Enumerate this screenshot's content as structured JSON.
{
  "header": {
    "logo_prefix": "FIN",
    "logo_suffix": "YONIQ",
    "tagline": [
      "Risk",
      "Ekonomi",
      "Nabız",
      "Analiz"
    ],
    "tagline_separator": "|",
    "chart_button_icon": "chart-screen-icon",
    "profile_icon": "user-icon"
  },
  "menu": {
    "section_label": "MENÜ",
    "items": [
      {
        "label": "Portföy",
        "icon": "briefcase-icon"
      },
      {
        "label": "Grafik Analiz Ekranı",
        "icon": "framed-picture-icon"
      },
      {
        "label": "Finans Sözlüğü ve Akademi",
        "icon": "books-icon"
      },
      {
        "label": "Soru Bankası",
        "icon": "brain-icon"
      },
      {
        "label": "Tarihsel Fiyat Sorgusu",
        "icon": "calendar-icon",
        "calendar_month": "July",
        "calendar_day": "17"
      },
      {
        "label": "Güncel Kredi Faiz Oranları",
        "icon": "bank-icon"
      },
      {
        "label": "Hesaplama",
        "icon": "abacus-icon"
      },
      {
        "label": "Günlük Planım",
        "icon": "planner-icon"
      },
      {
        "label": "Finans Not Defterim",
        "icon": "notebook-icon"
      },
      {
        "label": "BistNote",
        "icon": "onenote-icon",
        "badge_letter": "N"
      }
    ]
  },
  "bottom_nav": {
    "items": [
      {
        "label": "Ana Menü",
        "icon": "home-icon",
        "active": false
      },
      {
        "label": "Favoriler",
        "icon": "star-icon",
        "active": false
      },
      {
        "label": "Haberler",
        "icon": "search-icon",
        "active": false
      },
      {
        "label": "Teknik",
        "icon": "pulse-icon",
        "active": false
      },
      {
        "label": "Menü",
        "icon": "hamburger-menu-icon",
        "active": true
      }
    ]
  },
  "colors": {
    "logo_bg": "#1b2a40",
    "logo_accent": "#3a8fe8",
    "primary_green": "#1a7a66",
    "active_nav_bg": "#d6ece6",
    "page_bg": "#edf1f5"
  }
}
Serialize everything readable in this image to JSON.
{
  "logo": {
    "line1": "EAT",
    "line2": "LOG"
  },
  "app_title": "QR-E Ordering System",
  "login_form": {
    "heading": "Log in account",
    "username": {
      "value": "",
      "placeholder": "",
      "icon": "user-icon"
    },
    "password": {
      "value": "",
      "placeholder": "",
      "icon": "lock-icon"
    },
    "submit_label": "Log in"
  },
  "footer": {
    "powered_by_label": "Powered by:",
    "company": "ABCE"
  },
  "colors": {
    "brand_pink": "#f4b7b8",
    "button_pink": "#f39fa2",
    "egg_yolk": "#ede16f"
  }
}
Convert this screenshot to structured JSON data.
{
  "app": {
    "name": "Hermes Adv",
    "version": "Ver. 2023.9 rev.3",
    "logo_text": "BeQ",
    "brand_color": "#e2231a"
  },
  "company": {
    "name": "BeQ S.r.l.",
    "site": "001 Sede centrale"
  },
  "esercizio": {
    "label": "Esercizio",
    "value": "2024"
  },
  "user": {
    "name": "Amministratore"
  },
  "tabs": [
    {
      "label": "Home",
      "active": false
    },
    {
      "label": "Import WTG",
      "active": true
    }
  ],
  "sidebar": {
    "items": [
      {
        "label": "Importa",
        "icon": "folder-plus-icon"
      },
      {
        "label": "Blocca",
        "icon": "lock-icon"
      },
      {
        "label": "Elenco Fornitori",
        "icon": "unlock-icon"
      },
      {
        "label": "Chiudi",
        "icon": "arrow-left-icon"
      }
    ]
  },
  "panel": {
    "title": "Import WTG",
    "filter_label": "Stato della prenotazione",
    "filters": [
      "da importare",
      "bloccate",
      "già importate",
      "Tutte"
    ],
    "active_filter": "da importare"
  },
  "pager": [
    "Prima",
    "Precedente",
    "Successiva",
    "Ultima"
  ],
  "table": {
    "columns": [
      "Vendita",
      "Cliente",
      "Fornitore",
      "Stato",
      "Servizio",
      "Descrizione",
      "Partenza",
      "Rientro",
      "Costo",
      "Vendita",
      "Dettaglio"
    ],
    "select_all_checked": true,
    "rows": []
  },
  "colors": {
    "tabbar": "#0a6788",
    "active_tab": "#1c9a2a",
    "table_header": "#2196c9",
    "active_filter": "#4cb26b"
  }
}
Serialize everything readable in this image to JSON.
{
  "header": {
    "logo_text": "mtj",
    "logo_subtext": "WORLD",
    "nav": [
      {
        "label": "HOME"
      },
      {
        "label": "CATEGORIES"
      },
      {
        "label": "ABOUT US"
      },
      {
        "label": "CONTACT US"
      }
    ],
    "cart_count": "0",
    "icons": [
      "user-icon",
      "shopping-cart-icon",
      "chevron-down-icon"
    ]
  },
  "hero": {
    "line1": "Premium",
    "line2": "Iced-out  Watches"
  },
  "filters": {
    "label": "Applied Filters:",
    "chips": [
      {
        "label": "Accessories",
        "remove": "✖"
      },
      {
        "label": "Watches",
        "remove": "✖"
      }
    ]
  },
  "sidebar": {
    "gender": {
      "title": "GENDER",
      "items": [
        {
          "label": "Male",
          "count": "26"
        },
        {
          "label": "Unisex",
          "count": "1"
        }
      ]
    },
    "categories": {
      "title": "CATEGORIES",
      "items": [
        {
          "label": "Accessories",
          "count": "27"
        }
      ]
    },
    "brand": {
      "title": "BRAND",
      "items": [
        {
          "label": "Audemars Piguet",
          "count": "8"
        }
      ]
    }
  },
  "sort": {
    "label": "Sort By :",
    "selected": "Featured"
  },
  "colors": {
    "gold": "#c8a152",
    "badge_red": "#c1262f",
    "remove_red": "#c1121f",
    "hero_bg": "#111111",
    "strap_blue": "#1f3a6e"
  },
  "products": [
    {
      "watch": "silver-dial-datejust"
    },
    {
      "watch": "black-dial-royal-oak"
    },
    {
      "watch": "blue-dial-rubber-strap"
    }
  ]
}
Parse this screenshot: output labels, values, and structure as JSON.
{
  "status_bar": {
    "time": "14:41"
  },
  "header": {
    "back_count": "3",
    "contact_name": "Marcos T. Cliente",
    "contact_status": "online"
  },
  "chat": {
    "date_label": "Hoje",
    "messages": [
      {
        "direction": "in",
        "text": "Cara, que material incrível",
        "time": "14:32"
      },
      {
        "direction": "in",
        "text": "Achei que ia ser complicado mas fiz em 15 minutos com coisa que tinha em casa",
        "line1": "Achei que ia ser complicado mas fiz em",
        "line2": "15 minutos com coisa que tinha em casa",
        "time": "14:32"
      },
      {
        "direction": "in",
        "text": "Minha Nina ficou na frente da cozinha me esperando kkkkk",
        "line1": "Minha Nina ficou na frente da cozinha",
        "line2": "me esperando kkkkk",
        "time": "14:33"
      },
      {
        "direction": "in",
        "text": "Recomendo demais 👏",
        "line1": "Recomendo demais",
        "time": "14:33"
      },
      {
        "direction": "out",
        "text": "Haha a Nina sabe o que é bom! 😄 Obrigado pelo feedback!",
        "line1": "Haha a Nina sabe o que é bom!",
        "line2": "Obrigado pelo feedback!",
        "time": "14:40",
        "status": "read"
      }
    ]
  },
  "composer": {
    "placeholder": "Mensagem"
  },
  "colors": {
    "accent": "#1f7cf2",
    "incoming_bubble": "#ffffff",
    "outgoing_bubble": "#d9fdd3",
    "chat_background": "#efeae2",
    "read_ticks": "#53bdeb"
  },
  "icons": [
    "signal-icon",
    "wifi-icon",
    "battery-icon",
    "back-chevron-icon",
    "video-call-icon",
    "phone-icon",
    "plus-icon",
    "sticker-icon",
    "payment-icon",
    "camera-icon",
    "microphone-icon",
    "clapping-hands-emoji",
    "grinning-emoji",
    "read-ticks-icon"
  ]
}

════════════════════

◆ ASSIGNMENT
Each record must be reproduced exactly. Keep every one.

◆ RESULT FOR THIS TASK
Enumerate this screenshot's content as structured JSON.
{
  "header": {
    "logo_prefix": "FIN",
    "logo_suffix": "YONIQ",
    "tagline": [
      "Risk",
      "Ekonomi",
      "Nabız",
      "Analiz"
    ],
    "tagline_separator": "|",
    "chart_button_icon": "chart-screen-icon",
    "profile_icon": "user-icon"
  },
  "menu": {
    "section_label": "MENÜ",
    "items": [
      {
        "label": "Portföy",
        "icon": "briefcase-icon"
      },
      {
        "label": "Grafik Analiz Ekranı",
        "icon": "framed-picture-icon"
      },
      {
        "label": "Finans Sözlüğü ve Akademi",
        "icon": "books-icon"
      },
      {
        "label": "Soru Bankası",
        "icon": "brain-icon"
      },
      {
        "label": "Tarihsel Fiyat Sorgusu",
        "icon": "calendar-icon",
        "calendar_month": "July",
        "calendar_day": "17"
      },
      {
        "label": "Güncel Kredi Faiz Oranları",
        "icon": "bank-icon"
      },
      {
        "label": "Hesaplama",
        "icon": "abacus-icon"
      },
      {
        "label": "Günlük Planım",
        "icon": "planner-icon"
      },
      {
        "label": "Finans Not Defterim",
        "icon": "notebook-icon"
      },
      {
        "label": "BistNote",
        "icon": "onenote-icon",
        "badge_letter": "N"
      }
    ]
  },
  "bottom_nav": {
    "items": [
      {
        "label": "Ana Menü",
        "icon": "home-icon",
        "active": false
      },
      {
        "label": "Favoriler",
        "icon": "star-icon",
        "active": false
      },
      {
        "label": "Haberler",
        "icon": "search-icon",
        "active": false
      },
      {
        "label": "Teknik",
        "icon": "pulse-icon",
        "active": false
      },
      {
        "label": "Menü",
        "icon": "hamburger-menu-icon",
        "active": true
      }
    ]
  },
  "colors": {
    "logo_bg": "#1b2a40",
    "logo_accent": "#3a8fe8",
    "primary_green": "#1a7a66",
    "active_nav_bg": "#d6ece6",
    "page_bg": "#edf1f5"
  }
}
Serialize everything readable in this image to JSON.
{
  "logo": {
    "line1": "EAT",
    "line2": "LOG"
  },
  "app_title": "QR-E Ordering System",
  "login_form": {
    "heading": "Log in account",
    "username": {
      "value": "",
      "placeholder": "",
      "icon": "user-icon"
    },
    "password": {
      "value": "",
      "placeholder": "",
      "icon": "lock-icon"
    },
    "submit_label": "Log in"
  },
  "footer": {
    "powered_by_label": "Powered by:",
    "company": "ABCE"
  },
  "colors": {
    "brand_pink": "#f4b7b8",
    "button_pink": "#f39fa2",
    "egg_yolk": "#ede16f"
  }
}
Convert this screenshot to structured JSON data.
{
  "app": {
    "name": "Hermes Adv",
    "version": "Ver. 2023.9 rev.3",
    "logo_text": "BeQ",
    "brand_color": "#e2231a"
  },
  "company": {
    "name": "BeQ S.r.l.",
    "site": "001 Sede centrale"
  },
  "esercizio": {
    "label": "Esercizio",
    "value": "2024"
  },
  "user": {
    "name": "Amministratore"
  },
  "tabs": [
    {
      "label": "Home",
      "active": false
    },
    {
      "label": "Import WTG",
      "active": true
    }
  ],
  "sidebar": {
    "items": [
      {
        "label": "Importa",
        "icon": "folder-plus-icon"
      },
      {
        "label": "Blocca",
        "icon": "lock-icon"
      },
      {
        "label": "Elenco Fornitori",
        "icon": "unlock-icon"
      },
      {
        "label": "Chiudi",
        "icon": "arrow-left-icon"
      }
    ]
  },
  "panel": {
    "title": "Import WTG",
    "filter_label": "Stato della prenotazione",
    "filters": [
      "da importare",
      "bloccate",
      "già importate",
      "Tutte"
    ],
    "active_filter": "da importare"
  },
  "pager": [
    "Prima",
    "Precedente",
    "Successiva",
    "Ultima"
  ],
  "table": {
    "columns": [
      "Vendita",
      "Cliente",
      "Fornitore",
      "Stato",
      "Servizio",
      "Descrizione",
      "Partenza",
      "Rientro",
      "Costo",
      "Vendita",
      "Dettaglio"
    ],
    "select_all_checked": true,
    "rows": []
  },
  "colors": {
    "tabbar": "#0a6788",
    "active_tab": "#1c9a2a",
    "table_header": "#2196c9",
    "active_filter": "#4cb26b"
  }
}
Serialize everything readable in this image to JSON.
{
  "header": {
    "logo_text": "mtj",
    "logo_subtext": "WORLD",
    "nav": [
      {
        "label": "HOME"
      },
      {
        "label": "CATEGORIES"
      },
      {
        "label": "ABOUT US"
      },
      {
        "label": "CONTACT US"
      }
    ],
    "cart_count": "0",
    "icons": [
      "user-icon",
      "shopping-cart-icon",
      "chevron-down-icon"
    ]
  },
  "hero": {
    "line1": "Premium",
    "line2": "Iced-out  Watches"
  },
  "filters": {
    "label": "Applied Filters:",
    "chips": [
      {
        "label": "Accessories",
        "remove": "✖"
      },
      {
        "label": "Watches",
        "remove": "✖"
      }
    ]
  },
  "sidebar": {
    "gender": {
      "title": "GENDER",
      "items": [
        {
          "label": "Male",
          "count": "26"
        },
        {
          "label": "Unisex",
          "count": "1"
        }
      ]
    },
    "categories": {
      "title": "CATEGORIES",
      "items": [
        {
          "label": "Accessories",
          "count": "27"
        }
      ]
    },
    "brand": {
      "title": "BRAND",
      "items": [
        {
          "label": "Audemars Piguet",
          "count": "8"
        }
      ]
    }
  },
  "sort": {
    "label": "Sort By :",
    "selected": "Featured"
  },
  "colors": {
    "gold": "#c8a152",
    "badge_red": "#c1262f",
    "remove_red": "#c1121f",
    "hero_bg": "#111111",
    "strap_blue": "#1f3a6e"
  },
  "products": [
    {
      "watch": "silver-dial-datejust"
    },
    {
      "watch": "black-dial-royal-oak"
    },
    {
      "watch": "blue-dial-rubber-strap"
    }
  ]
}
Parse this screenshot: output labels, values, and structure as JSON.
{
  "status_bar": {
    "time": "14:41"
  },
  "header": {
    "back_count": "3",
    "contact_name": "Marcos T. Cliente",
    "contact_status": "online"
  },
  "chat": {
    "date_label": "Hoje",
    "messages": [
      {
        "direction": "in",
        "text": "Cara, que material incrível",
        "time": "14:32"
      },
      {
        "direction": "in",
        "text": "Achei que ia ser complicado mas fiz em 15 minutos com coisa que tinha em casa",
        "line1": "Achei que ia ser complicado mas fiz em",
        "line2": "15 minutos com coisa que tinha em casa",
        "time": "14:32"
      },
      {
        "direction": "in",
        "text": "Minha Nina ficou na frente da cozinha me esperando kkkkk",
        "line1": "Minha Nina ficou na frente da cozinha",
        "line2": "me esperando kkkkk",
        "time": "14:33"
      },
      {
        "direction": "in",
        "text": "Recomendo demais 👏",
        "line1": "Recomendo demais",
        "time": "14:33"
      },
      {
        "direction": "out",
        "text": "Haha a Nina sabe o que é bom! 😄 Obrigado pelo feedback!",
        "line1": "Haha a Nina sabe o que é bom!",
        "line2": "Obrigado pelo feedback!",
        "time": "14:40",
        "status": "read"
      }
    ]
  },
  "composer": {
    "placeholder": "Mensagem"
  },
  "colors": {
    "accent": "#1f7cf2",
    "incoming_bubble": "#ffffff",
    "outgoing_bubble": "#d9fdd3",
    "chat_background": "#efeae2",
    "read_ticks": "#53bdeb"
  },
  "icons": [
    "signal-icon",
    "wifi-icon",
    "battery-icon",
    "back-chevron-icon",
    "video-call-icon",
    "phone-icon",
    "plus-icon",
    "sticker-icon",
    "payment-icon",
    "camera-icon",
    "microphone-icon",
    "clapping-hands-emoji",
    "grinning-emoji",
    "read-ticks-icon"
  ]
}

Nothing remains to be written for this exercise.